- [What you are asked to do]
Within the records that follow, find every line containing the string "time". Copy those lines.

[Dataset items]
====================

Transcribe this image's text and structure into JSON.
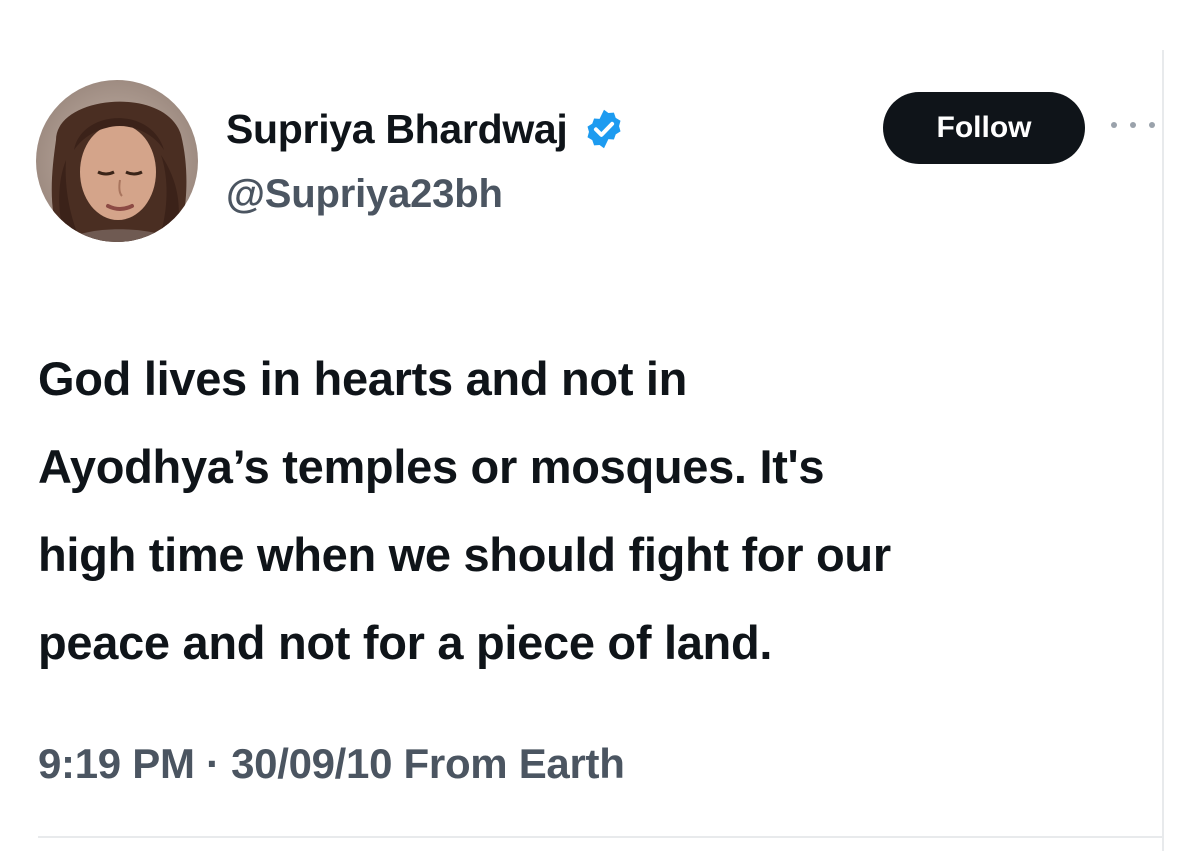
{
  "tweet": {
    "display_name": "Supriya Bhardwaj",
    "handle": "@Supriya23bh",
    "verified_icon": "verified-badge-icon",
    "follow_label": "Follow",
    "more_icon": "more-options-icon",
    "text_lines": [
      "God lives in hearts and not in",
      "Ayodhya’s temples or mosques. It's",
      "high time when we should fight for our",
      "peace and not for a piece of land."
    ],
    "time": "9:19 PM",
    "separator": "·",
    "date": "30/09/10",
    "source": "From Earth"
  },
  "colors": {
    "text_primary": "#0f1419",
    "text_secondary": "#4b5561",
    "verified_blue": "#1d9bf0",
    "follow_bg": "#0f1419",
    "follow_text": "#ffffff"
  }
}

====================

- [Result of the task]
      "high time when we should fight for our",
    "time": "9:19 PM",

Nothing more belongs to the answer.